Scan the records and identify every line in which the string "Document" occurs, then return those lines.

....

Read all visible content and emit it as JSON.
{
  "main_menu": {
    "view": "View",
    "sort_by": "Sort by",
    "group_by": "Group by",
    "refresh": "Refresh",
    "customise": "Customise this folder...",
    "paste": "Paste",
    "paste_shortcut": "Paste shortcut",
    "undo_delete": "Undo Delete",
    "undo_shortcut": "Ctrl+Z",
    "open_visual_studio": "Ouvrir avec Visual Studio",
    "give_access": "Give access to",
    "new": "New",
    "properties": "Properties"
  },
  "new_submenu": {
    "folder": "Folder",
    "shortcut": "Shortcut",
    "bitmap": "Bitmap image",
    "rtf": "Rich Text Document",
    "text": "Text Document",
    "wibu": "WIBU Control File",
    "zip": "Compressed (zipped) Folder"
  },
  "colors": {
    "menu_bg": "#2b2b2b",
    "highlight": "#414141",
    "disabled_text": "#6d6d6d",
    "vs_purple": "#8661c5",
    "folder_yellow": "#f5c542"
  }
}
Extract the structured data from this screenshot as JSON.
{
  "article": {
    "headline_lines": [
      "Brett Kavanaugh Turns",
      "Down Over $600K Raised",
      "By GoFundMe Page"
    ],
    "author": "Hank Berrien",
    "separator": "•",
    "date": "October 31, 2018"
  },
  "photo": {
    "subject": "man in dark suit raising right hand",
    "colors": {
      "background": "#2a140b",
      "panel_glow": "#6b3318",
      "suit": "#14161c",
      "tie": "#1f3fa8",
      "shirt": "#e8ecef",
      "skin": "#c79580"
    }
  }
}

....

— Final answer —
    "rtf": "Rich Text Document",
    "text": "Text Document",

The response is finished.